Technical Paper

Results of the National Highway Traffic Safety Administration's Thoracic Side Impact Protection Research Program

An extensive research program to evaluate the feasibility of improved side impact protection has been conducted by the National Highway Traffic Administration. This program concentrated on the potential reduction in thoracic injuries to vehicle occupants in side impact. Test conditions, test procedures, and test hardware for evaluating thoracic side impact protection were defined, developed, and evaluated. Injury mitigation concepts which included vehicle structural modifications and the addition of padding to the inner door surface were developed and evaluated. Test results support the feasibility of providing significant improvements in thoracic side impact protection. In addition, side impact tests were conducted on ten production automobiles. Results from these tests indicated a relatively low injury potential for occupants in some vehicles and a very high injury potential for occupants in other vehicles.
Technical Paper

Crashworthiness Tests on Two Electric Vehicles

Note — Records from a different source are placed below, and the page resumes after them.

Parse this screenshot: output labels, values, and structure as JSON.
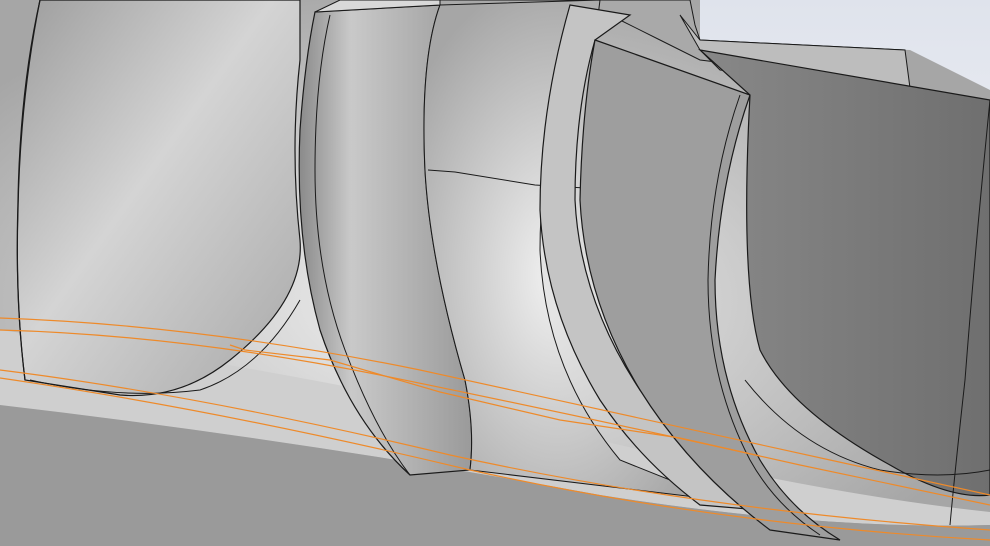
{
  "viewport": {
    "background_top": "#dfe3ec",
    "background_bottom": "#ffffff"
  },
  "model": {
    "body_color": "#b7b7b7",
    "body_light": "#e9e9e9",
    "body_dark": "#7c7c7c",
    "edge_color": "#1a1a1a",
    "selection_color": "#ee8a2a"
  }
}
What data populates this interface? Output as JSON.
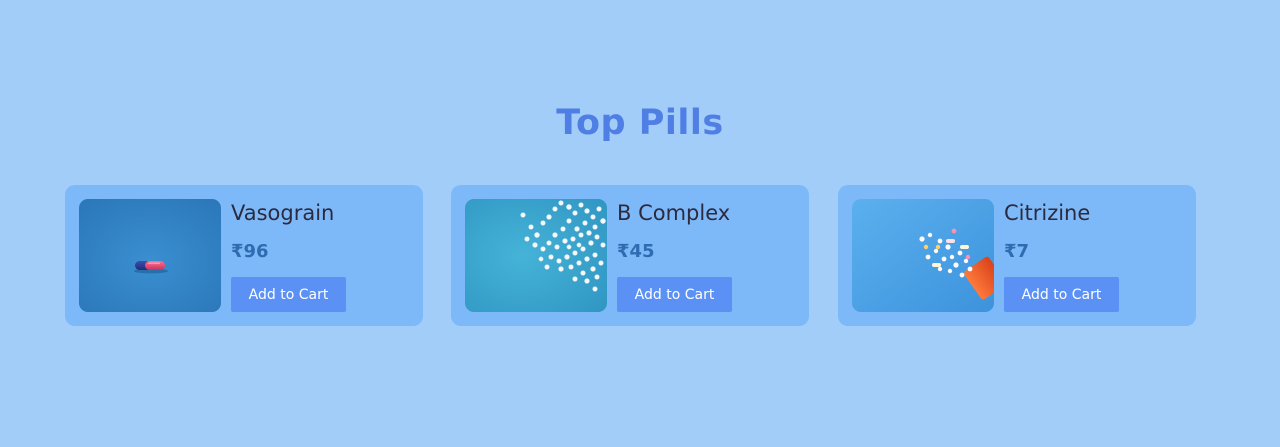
{
  "section": {
    "title": "Top Pills"
  },
  "products": [
    {
      "name": "Vasograin",
      "price": "₹96",
      "button_label": "Add to Cart",
      "image": "red-blue-capsule-photo"
    },
    {
      "name": "B Complex",
      "price": "₹45",
      "button_label": "Add to Cart",
      "image": "white-pills-scattered-photo"
    },
    {
      "name": "Citrizine",
      "price": "₹7",
      "button_label": "Add to Cart",
      "image": "pill-bottle-spill-photo"
    }
  ],
  "colors": {
    "page_background": "#a1cdf8",
    "card_background": "#7db9f8",
    "title": "#4f7ee5",
    "button": "#5b91f5",
    "price": "#2e6bb0"
  }
}
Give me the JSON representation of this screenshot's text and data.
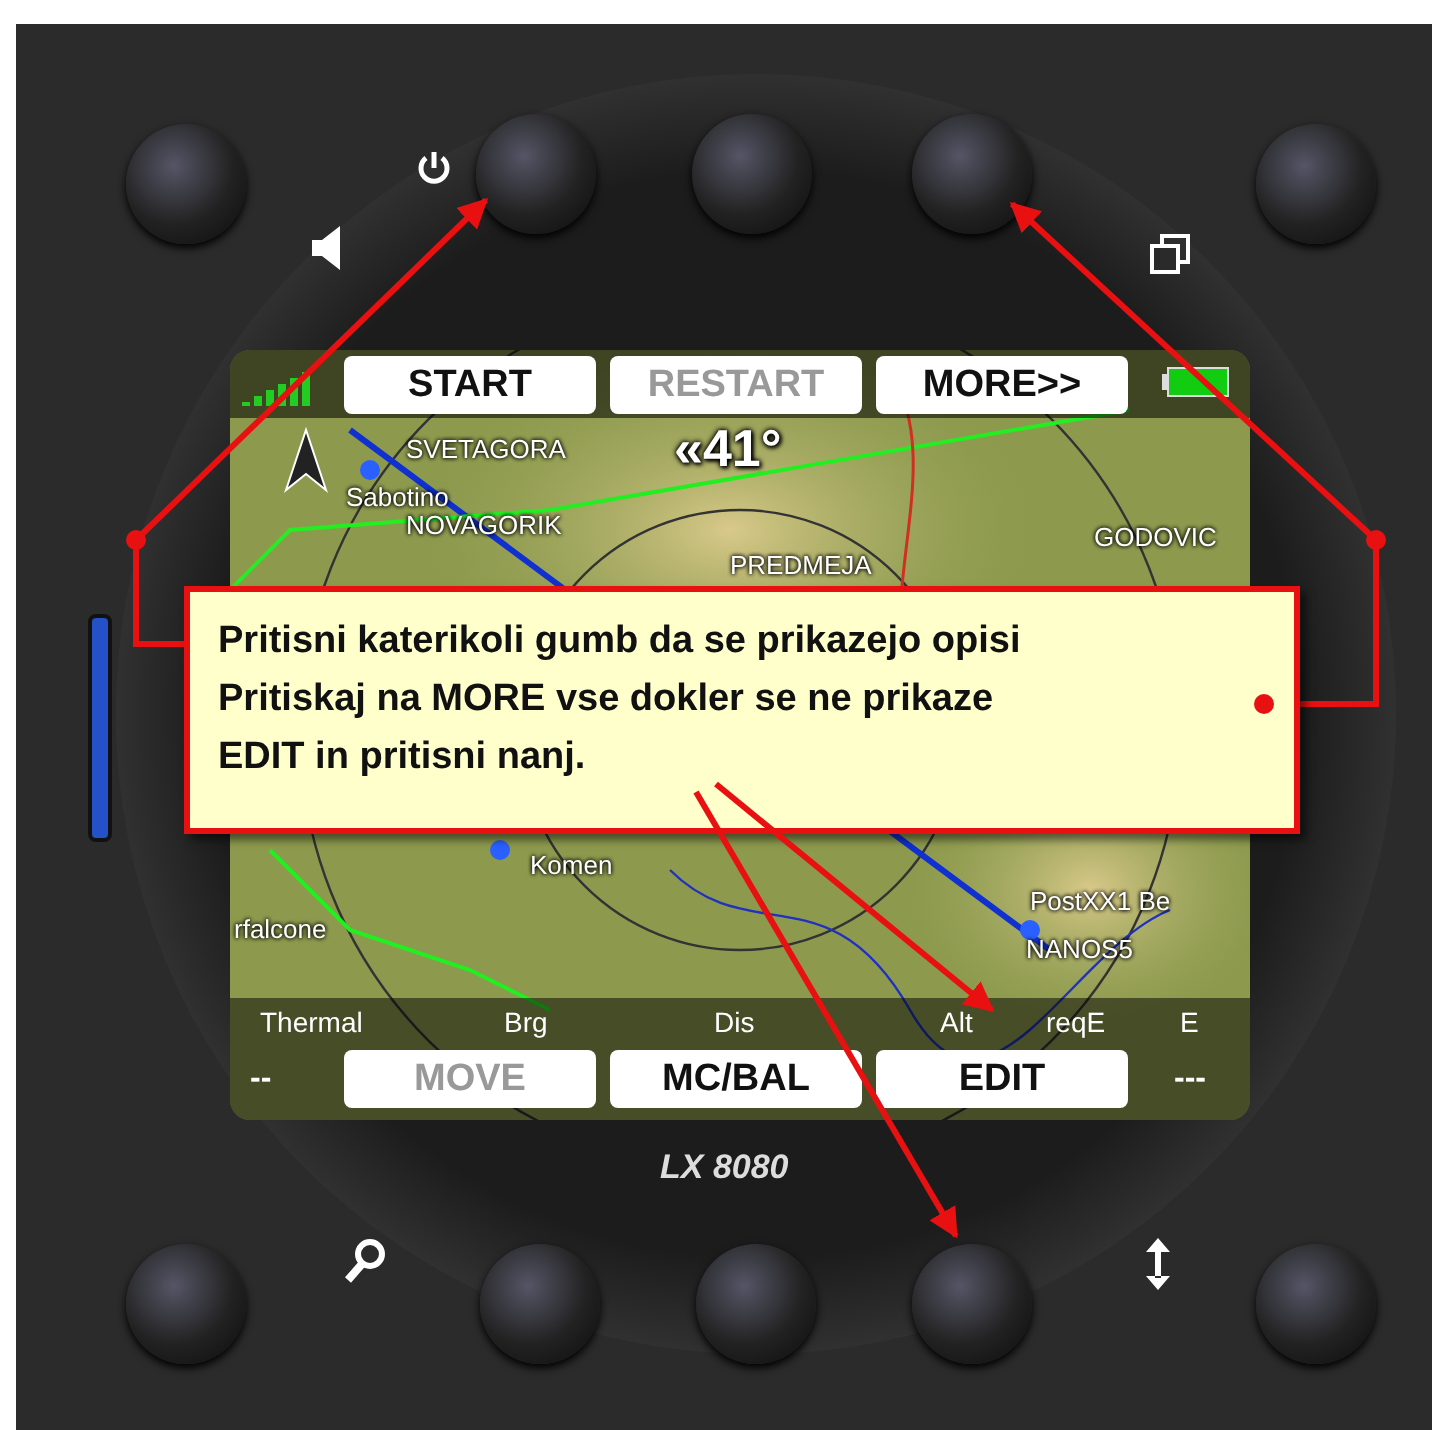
{
  "device": {
    "model": "LX 8080"
  },
  "screen": {
    "top_buttons": [
      {
        "label": "START",
        "disabled": false
      },
      {
        "label": "RESTART",
        "disabled": true
      },
      {
        "label": "MORE>>",
        "disabled": false
      }
    ],
    "heading": "«41°",
    "map_labels": [
      "SVETAGORA",
      "Sabotino",
      "NOVAGORIK",
      "PREDMEJA",
      "GODOVIC",
      "Komen",
      "rfalcone",
      "PostXX1 Be",
      "NANOS5"
    ],
    "data_labels": [
      "Thermal",
      "Brg",
      "Dis",
      "Alt",
      "reqE",
      "E"
    ],
    "data_values": [
      "--",
      "---"
    ],
    "bottom_buttons": [
      {
        "label": "MOVE",
        "disabled": true
      },
      {
        "label": "MC/BAL",
        "disabled": false
      },
      {
        "label": "EDIT",
        "disabled": false
      }
    ]
  },
  "callout": {
    "lines": [
      "Pritisni katerikoli gumb da se prikazejo opisi",
      "Pritiskaj na MORE vse dokler se ne prikaze",
      "EDIT in pritisni nanj."
    ]
  }
}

Crashworthiness aspects of two electric vehicles were evaluated in a modest test program. One vehicle was subjected to low-speed pendulum and barrier tests and static rollover. A second vehicle was subjected to a dynamic rollover using the procedure specified in FMVSS 208. Potential safety problems were exposed, and are addressed in the paper.